When she was around eight or nine she and her sister were even given a lamb each to take care of. The mother had died giving birth so Rosemary and her sister had to make sure the lambs were cared for. That meant feeding with baby bottles and trying to stop them from getting into the garden and eating the vegetables.

Rosemary’s was called Rascal and it was very naughty, always trying to steal a bite of the growing vegetables. But she loved it and the two grew very attached.

Then one day Rosemary got back from school and it was gone!

“We were so upset. My father had taken them to the market. He hadn’t even told us.”

For the next couple of years Rosemary wouldn’t bring herself to eat any sort of meat in case it was her dear Rascal that she was consuming.

“It all seemed so unfair.”

There were also the chores, including pulling weeds in the garden. She would be given her bucket and for every bucket of weeds that she brought back, she would be given six pence.

Six pence.

“That was an awful lot of weeds in a bucket.”

There was also picking fruit in the summer, a somewhat less arduous task. All kinds of fruit grew in their garden and Rosemary was always summoned to help. After all, there were no tools to pick the fruit for them and the fruit only stayed ripe for a short period of time.

Rosemary grew up during World War Two (more on that next week) and the rationing that came with it. But she remembered in times of more when they would make jam and other preserved fruit, bottling it for the winter. It was one of the ways they lasted in the winter. The diet for those living on the farm was a simple one. Rosemary’s mother would write down the shopping list once a week and father would drive to the nearby town for the few essentials. They didn’t have giant supermarkets like they do now. Most of the food was grown on the land.
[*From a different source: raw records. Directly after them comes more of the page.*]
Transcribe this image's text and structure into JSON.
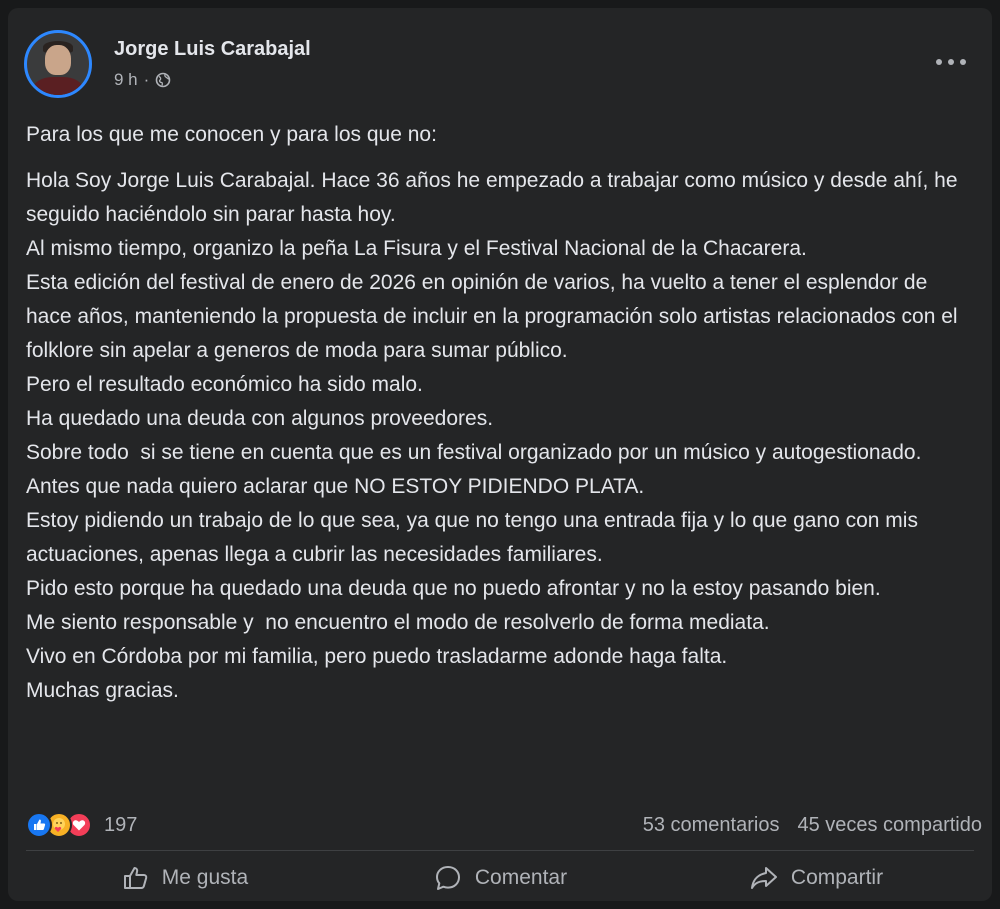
{
  "post": {
    "author": "Jorge Luis Carabajal",
    "time": "9 h",
    "separator": "·",
    "intro": "Para los que me conocen y para los que no:",
    "body": [
      "Hola Soy Jorge Luis Carabajal. Hace 36 años he empezado a trabajar como músico y desde ahí, he seguido haciéndolo sin parar hasta hoy.",
      "Al mismo tiempo, organizo la peña La Fisura y el Festival Nacional de la Chacarera.",
      "Esta edición del festival de enero de 2026 en opinión de varios, ha vuelto a tener el esplendor de hace años, manteniendo la propuesta de incluir en la programación solo artistas relacionados con el folklore sin apelar a generos de moda para sumar público.",
      "Pero el resultado económico ha sido malo.",
      "Ha quedado una deuda con algunos proveedores.",
      "Sobre todo  si se tiene en cuenta que es un festival organizado por un músico y autogestionado.",
      "Antes que nada quiero aclarar que NO ESTOY PIDIENDO PLATA.",
      "Estoy pidiendo un trabajo de lo que sea, ya que no tengo una entrada fija y lo que gano con mis actuaciones, apenas llega a cubrir las necesidades familiares.",
      "Pido esto porque ha quedado una deuda que no puedo afrontar y no la estoy pasando bien.",
      "Me siento responsable y  no encuentro el modo de resolverlo de forma mediata.",
      "Vivo en Córdoba por mi familia, pero puedo trasladarme adonde haga falta.",
      "Muchas gracias."
    ]
  },
  "stats": {
    "reaction_count": "197",
    "comments": "53 comentarios",
    "shares": "45 veces compartido",
    "reaction_icons": [
      "like-icon",
      "care-icon",
      "love-icon"
    ]
  },
  "actions": {
    "like": "Me gusta",
    "comment": "Comentar",
    "share": "Compartir"
  },
  "colors": {
    "background": "#18191a",
    "card": "#242526",
    "text": "#e4e6eb",
    "muted": "#b0b3b8",
    "avatar_ring": "#2d88ff"
  }
}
“Fancy restaurants and well-known chefs are much more recent. It was a long time after the war before our diet in England changed. In the summer, my parents would grow runner beans and broad beans and peas and potatoes and we ate those all summer until you were really tired of beans and peas. Then in the winter you got carrots and swede and turnips and that was even more boring. You had those every day. Oh and cabbage and brussels sprouts. But we grew all those things. And we didn’t eat a lot of chicken but we would eat a lot of beef.”

They also had rabbit. There were always wild rabbits on the farm and whenever her dad shot one they ate it for dinner.
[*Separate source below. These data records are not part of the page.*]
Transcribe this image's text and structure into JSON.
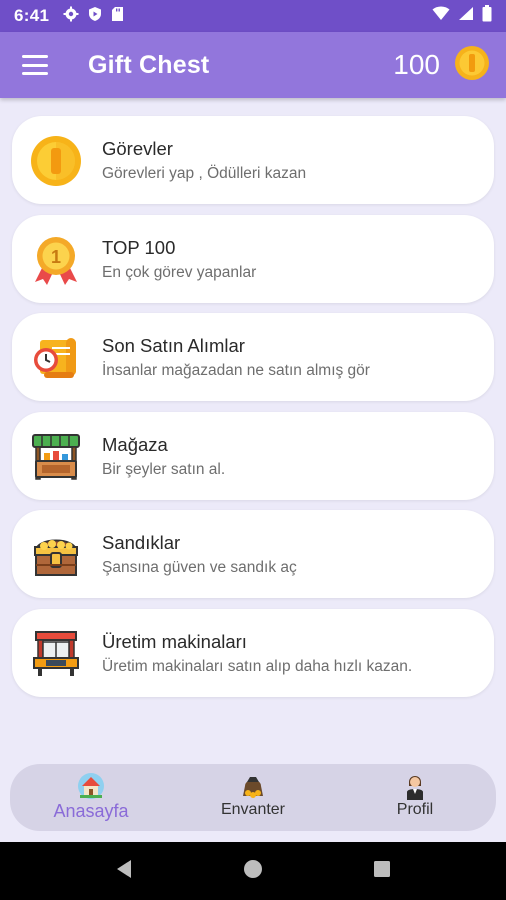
{
  "status_bar": {
    "time": "6:41"
  },
  "app_bar": {
    "title": "Gift Chest",
    "coin_count": "100"
  },
  "colors": {
    "primary": "#9276dc",
    "status_bar": "#6f4fc8",
    "active_nav": "#8a6bd8",
    "background": "#eceaf9"
  },
  "menu": [
    {
      "icon": "coin-icon",
      "title": "Görevler",
      "subtitle": "Görevleri yap , Ödülleri kazan"
    },
    {
      "icon": "medal-icon",
      "title": "TOP 100",
      "subtitle": "En çok görev yapanlar"
    },
    {
      "icon": "scroll-clock-icon",
      "title": "Son Satın Alımlar",
      "subtitle": "İnsanlar mağazadan ne satın almış gör"
    },
    {
      "icon": "shop-stall-icon",
      "title": "Mağaza",
      "subtitle": "Bir şeyler satın al."
    },
    {
      "icon": "treasure-chest-icon",
      "title": "Sandıklar",
      "subtitle": "Şansına güven ve sandık aç"
    },
    {
      "icon": "machine-icon",
      "title": "Üretim makinaları",
      "subtitle": "Üretim makinaları satın alıp daha hızlı kazan."
    }
  ],
  "bottom_nav": [
    {
      "icon": "home-icon",
      "label": "Anasayfa",
      "active": true
    },
    {
      "icon": "inventory-icon",
      "label": "Envanter",
      "active": false
    },
    {
      "icon": "profile-icon",
      "label": "Profil",
      "active": false
    }
  ]
}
And milk. They had plenty of that and would give some to the rest of the folks who worked on the farm as well.

But overall, life was simple and the effects of the war did not dissipate for some time afterward. In fact it wasn’t perhaps till Rosemary grew into her mid-to-late teens that her way of life began to change. When she was deciding to go off and become a teacher.

But that’s a story for another day.

Stay tuned for more stories from the life of Rosemary. Please note: these stories will not necessarily hold any chronological grounding. I chose to begin with the journey to Sicily because travelling played a major part in the life of Rosemary. There are also more stories from Sicily which might crop up. But these stories are designed as snippets of understanding into the life of Rosemary and while some will hold chronology, others may not.